Remember, you need to sleep well as well!
Is It Normal for Puppies to Cry at Nighttime?
The reasoning is not complex. Most puppies will cry because they feel lonely, want socialization, love, and comfort, and don’t like being away from you.
If your pup has a disability or recently got injured, they may rely on you a lot and be very codependent. They may cry at night because they are afraid of being alone without you, even though they are not all that alone.
Puppies will also usually cry if they need to go to the toilet. Remember that as you toilet train your pup, take into consideration meal times, and try to ensure you schedule their meals, so they do not need to go to the bathroom so much during the night.
It will be better for you both to do this.
Proper toilet training is also ideal. It can help with crate training and will make vet visits much easier on you if you can get their toilet training perfected and incorporate it with crate training.
Should You Let Your Puppy Cry at Night?
Any dog expert or dog owner will tell you never to leave your dog to cry at night. Letting them cry will enhance their anxiety and can lead to behavioral problems or even depression.
If your dog is unwell or suffers from a disability, letting them cry at night will likely make them anxious or depressed. If you ignore it and do not respond to it appropriately, you could miss when something is wrong later on in their lives.
Let’s not forget the noise. Even if your walls are thick, you, your neighbors, and everyone else will hear it.
Of course, if your dog is sick or unwell, you can even make them worse by letting them cry through the night. In some cases, puppies have whimpered through most of the night and can eventually get so stressed and scared that they end up having diarrhea.
They can end up walking in it, it gets in their fur, then their mouths, and before you know it, they could be even more unwell. Distress from being left to cry in the night can cause your pup to get anxious at any form of separation, which is the opposite of progress.
How to Stop Puppies Crying in a Crate?
When you bring a puppy home, you may use a crate, but when you take them to a vet, you may require a crate, so crate training is essential and can be vital to their health and help to make them more comfortable in all situations.
When you first bring your puppy home, you can keep it in its crate in your bedroom or that of a family member overnight. This is because dogs are clean animals and never like going to the toilet where they sleep.
In their early weeks, they will often need to go to the toilet regularly during the day and the night. Some sick or disabled pups may need to go even more frequently, or need more help going.

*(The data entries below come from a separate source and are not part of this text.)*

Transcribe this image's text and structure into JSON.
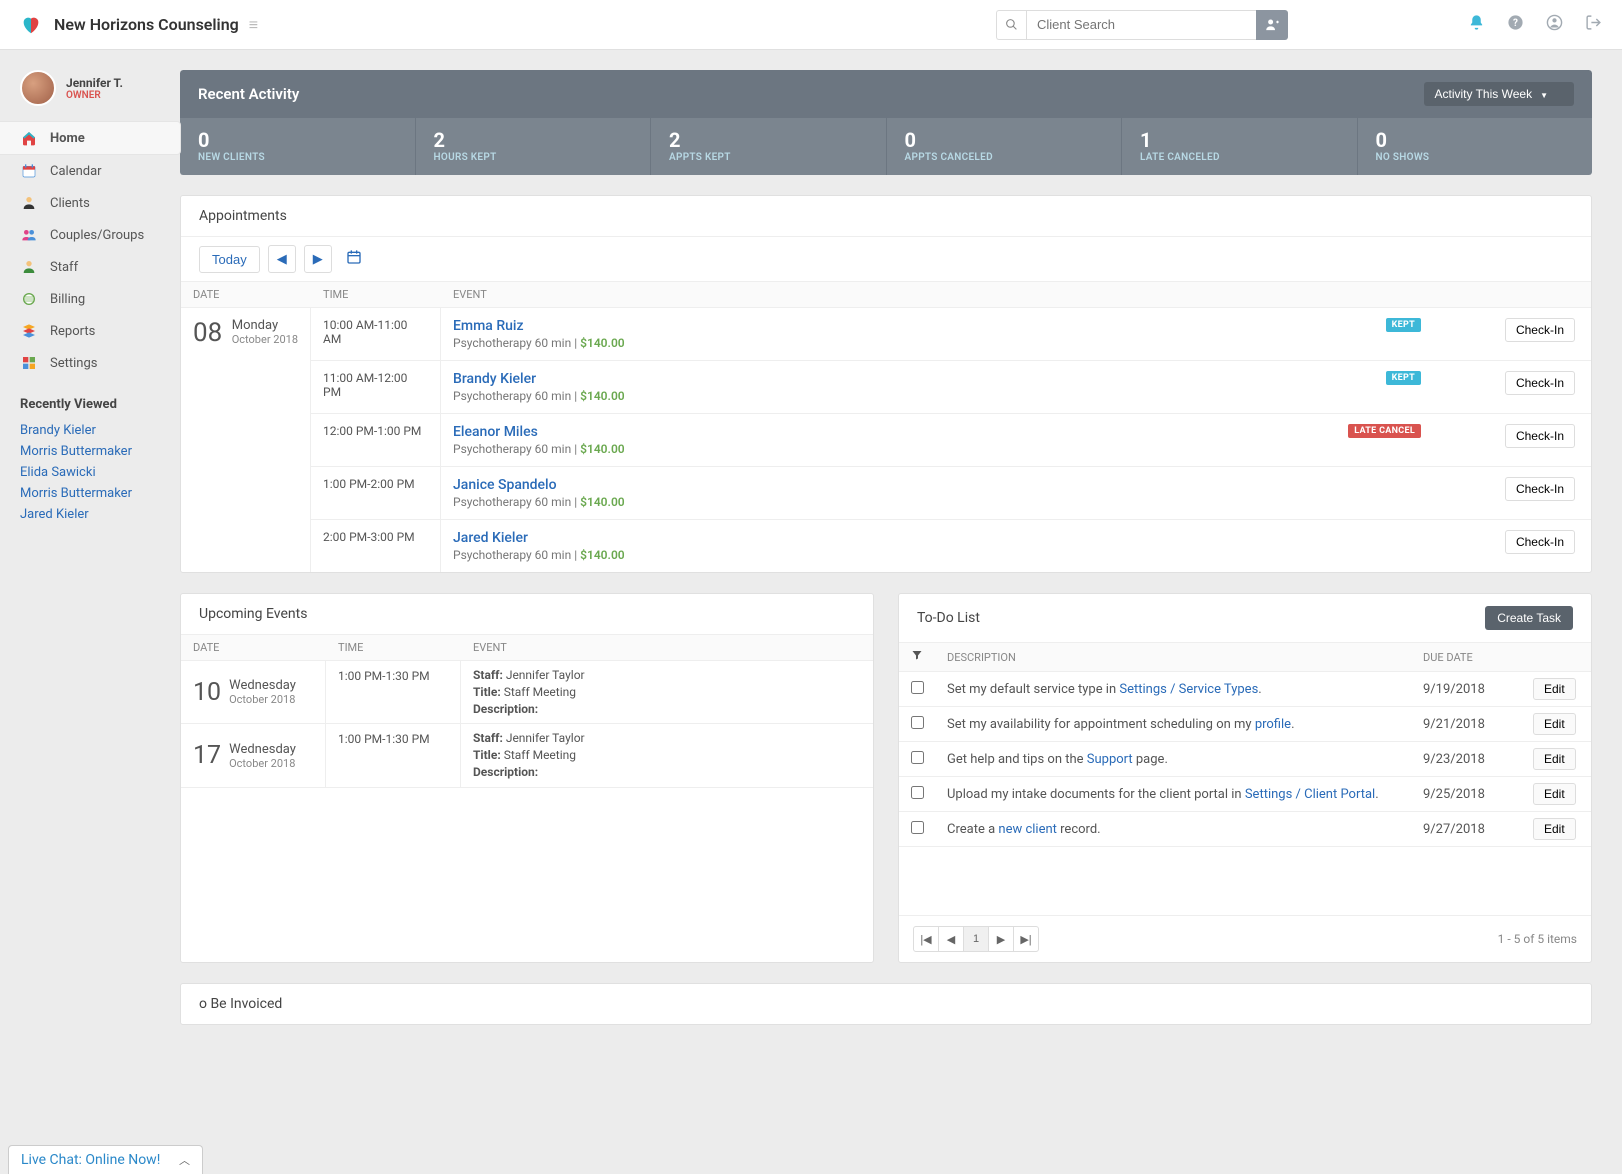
{
  "brand": "New Horizons Counseling",
  "search": {
    "placeholder": "Client Search"
  },
  "user": {
    "name": "Jennifer T.",
    "role": "OWNER"
  },
  "nav": {
    "home": "Home",
    "calendar": "Calendar",
    "clients": "Clients",
    "couples": "Couples/Groups",
    "staff": "Staff",
    "billing": "Billing",
    "reports": "Reports",
    "settings": "Settings"
  },
  "recently": {
    "title": "Recently Viewed",
    "items": [
      "Brandy Kieler",
      "Morris Buttermaker",
      "Elida Sawicki",
      "Morris Buttermaker",
      "Jared Kieler"
    ]
  },
  "recent": {
    "title": "Recent Activity",
    "select": "Activity This Week",
    "stats": [
      {
        "val": "0",
        "lbl": "NEW CLIENTS"
      },
      {
        "val": "2",
        "lbl": "HOURS KEPT"
      },
      {
        "val": "2",
        "lbl": "APPTS KEPT"
      },
      {
        "val": "0",
        "lbl": "APPTS CANCELED"
      },
      {
        "val": "1",
        "lbl": "LATE CANCELED"
      },
      {
        "val": "0",
        "lbl": "NO SHOWS"
      }
    ]
  },
  "appts": {
    "title": "Appointments",
    "today": "Today",
    "headers": {
      "date": "DATE",
      "time": "TIME",
      "event": "EVENT"
    },
    "date": {
      "num": "08",
      "day": "Monday",
      "month": "October 2018"
    },
    "rows": [
      {
        "time": "10:00 AM-11:00 AM",
        "client": "Emma Ruiz",
        "svc": "Psychotherapy 60 min",
        "price": "$140.00",
        "badge": "KEPT",
        "badgeClass": "kept"
      },
      {
        "time": "11:00 AM-12:00 PM",
        "client": "Brandy Kieler",
        "svc": "Psychotherapy 60 min",
        "price": "$140.00",
        "badge": "KEPT",
        "badgeClass": "kept"
      },
      {
        "time": "12:00 PM-1:00 PM",
        "client": "Eleanor Miles",
        "svc": "Psychotherapy 60 min",
        "price": "$140.00",
        "badge": "LATE CANCEL",
        "badgeClass": "late"
      },
      {
        "time": "1:00 PM-2:00 PM",
        "client": "Janice Spandelo",
        "svc": "Psychotherapy 60 min",
        "price": "$140.00",
        "badge": "",
        "badgeClass": ""
      },
      {
        "time": "2:00 PM-3:00 PM",
        "client": "Jared Kieler",
        "svc": "Psychotherapy 60 min",
        "price": "$140.00",
        "badge": "",
        "badgeClass": ""
      }
    ],
    "checkin": "Check-In"
  },
  "events": {
    "title": "Upcoming Events",
    "headers": {
      "date": "DATE",
      "time": "TIME",
      "event": "EVENT"
    },
    "labels": {
      "staff": "Staff:",
      "title": "Title:",
      "desc": "Description:"
    },
    "rows": [
      {
        "num": "10",
        "day": "Wednesday",
        "month": "October 2018",
        "time": "1:00 PM-1:30 PM",
        "staff": "Jennifer Taylor",
        "evtitle": "Staff Meeting",
        "desc": ""
      },
      {
        "num": "17",
        "day": "Wednesday",
        "month": "October 2018",
        "time": "1:00 PM-1:30 PM",
        "staff": "Jennifer Taylor",
        "evtitle": "Staff Meeting",
        "desc": ""
      }
    ]
  },
  "todo": {
    "title": "To-Do List",
    "create": "Create Task",
    "headers": {
      "desc": "DESCRIPTION",
      "due": "DUE DATE"
    },
    "edit": "Edit",
    "pager_info": "1 - 5 of 5 items",
    "page": "1",
    "rows": [
      {
        "pre": "Set my default service type in ",
        "link": "Settings / Service Types",
        "post": ".",
        "due": "9/19/2018"
      },
      {
        "pre": "Set my availability for appointment scheduling on my ",
        "link": "profile",
        "post": ".",
        "due": "9/21/2018"
      },
      {
        "pre": "Get help and tips on the ",
        "link": "Support",
        "post": " page.",
        "due": "9/23/2018"
      },
      {
        "pre": "Upload my intake documents for the client portal in ",
        "link": "Settings / Client Portal",
        "post": ".",
        "due": "9/25/2018"
      },
      {
        "pre": "Create a ",
        "link": "new client",
        "post": " record.",
        "due": "9/27/2018"
      }
    ]
  },
  "invoiced": {
    "title": "o Be Invoiced"
  },
  "chat": {
    "text": "Live Chat: Online Now!"
  }
}
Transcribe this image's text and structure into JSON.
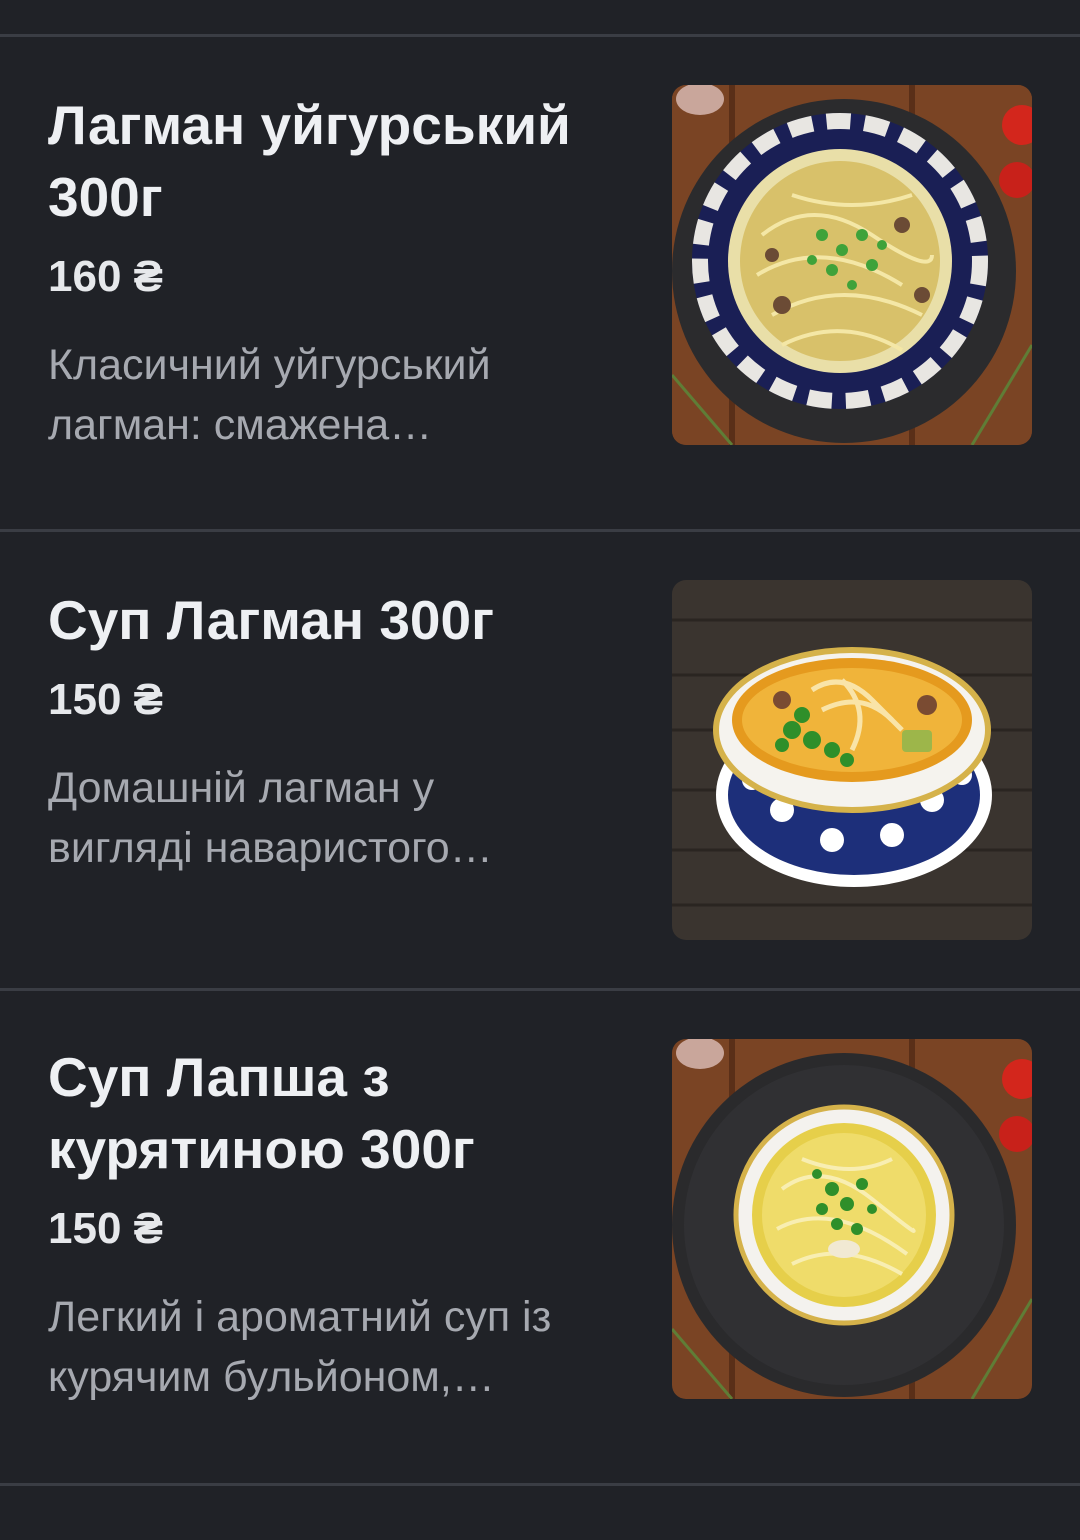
{
  "currency_symbol": "₴",
  "items": [
    {
      "title": "Лагман уйгурський 300г",
      "price": "160 ₴",
      "description": "Класичний уйгурський лагман: смажена…"
    },
    {
      "title": "Суп Лагман 300г",
      "price": "150 ₴",
      "description": "Домашній лагман у вигляді наваристого…"
    },
    {
      "title": "Суп Лапша з курятиною 300г",
      "price": "150 ₴",
      "description": "Легкий і ароматний суп із курячим бульйоном,…"
    }
  ],
  "colors": {
    "background": "#202227",
    "divider": "#3a3d44",
    "title": "#eef0f3",
    "description": "#a6a9b0"
  }
}
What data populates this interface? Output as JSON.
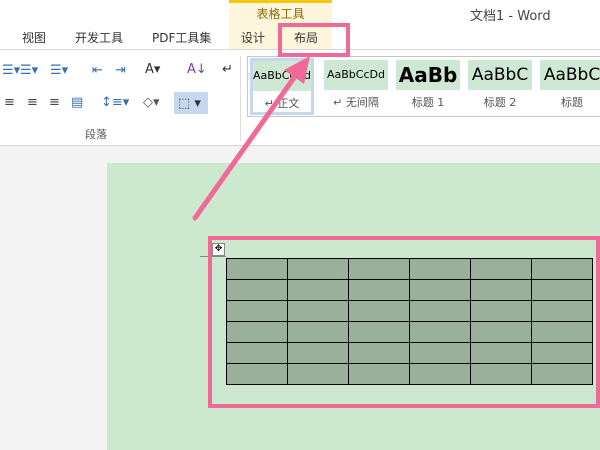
{
  "window": {
    "title": "文档1 - Word"
  },
  "tabs": [
    "视图",
    "开发工具",
    "PDF工具集",
    "设计",
    "布局"
  ],
  "context_tab_group": "表格工具",
  "paragraph_group": {
    "label": "段落"
  },
  "styles": [
    {
      "preview": "AaBbCcDd",
      "name": "↵ 正文"
    },
    {
      "preview": "AaBbCcDd",
      "name": "↵ 无间隔"
    },
    {
      "preview": "AaBb",
      "name": "标题 1"
    },
    {
      "preview": "AaBbC",
      "name": "标题 2"
    },
    {
      "preview": "AaBbC",
      "name": "标题"
    }
  ],
  "table": {
    "rows": 6,
    "cols": 6
  },
  "colors": {
    "highlight": "#f06a98",
    "page": "#cce8cf",
    "cell": "#9bb09a"
  }
}
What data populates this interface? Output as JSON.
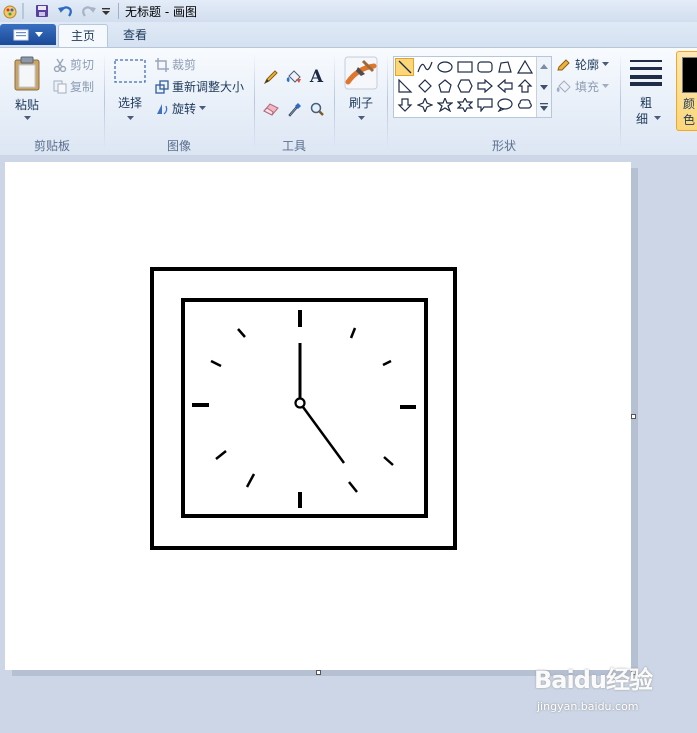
{
  "window": {
    "title": "无标题 - 画图"
  },
  "tabs": [
    {
      "label": "主页"
    },
    {
      "label": "查看"
    }
  ],
  "clipboard": {
    "paste_label": "粘贴",
    "cut_label": "剪切",
    "copy_label": "复制",
    "group_label": "剪贴板"
  },
  "image": {
    "select_label": "选择",
    "crop_label": "裁剪",
    "resize_label": "重新调整大小",
    "rotate_label": "旋转",
    "group_label": "图像"
  },
  "tools": {
    "group_label": "工具",
    "text_tool_glyph": "A"
  },
  "brushes": {
    "label": "刷子"
  },
  "shapes": {
    "group_label": "形状",
    "outline_label": "轮廓",
    "fill_label": "填充"
  },
  "size": {
    "label_line1": "粗",
    "label_line2": "细"
  },
  "colors": {
    "label_partial_1": "颜",
    "label_partial_2": "色",
    "current_color": "#000000",
    "accent": "#f5a623"
  },
  "watermark": {
    "logo": "Baidu经验",
    "url": "jingyan.baidu.com"
  }
}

Being in their crate and near you or a family member can help your puppy know that you are near, and they will be less anxious and less likely to cry at night unless they need to use the toilet.
Since they are in your bedroom, you will also be able to respond fast, so if they cry, you can help them to the toilet fast.
The Reasons for Puppies Crying at Night
If you only recently got your puppy, no matter any additional factors, they may cry at night for other reasons, including gaining a secure attachment with you. This is especially true in the first weeks.
You can put them close to you at night, so they know you are there, and you know they are there. Only use a single light source at night so that they can see, but no ominous shadows are there.
Some pups will find natural sounds, low-fi, or even classical music soothing, much like we do, and it can help them feel safe and sleep better. However, you should also ensure there are no sharp objects or corners near where they sleep.
If they jump up from their sleep, the last thing you want is them hurting themselves in doing so.
What We Think
Any new pup will be a challenge. However, pups with mobility issues, disabilities, or illnesses can be more of a challenge.
Make sure you learn how to best look after them, and speak to a veterinarian to help find out more. Raising a disabled pup can be rewarding as you can watch them conquer their world and restrictions!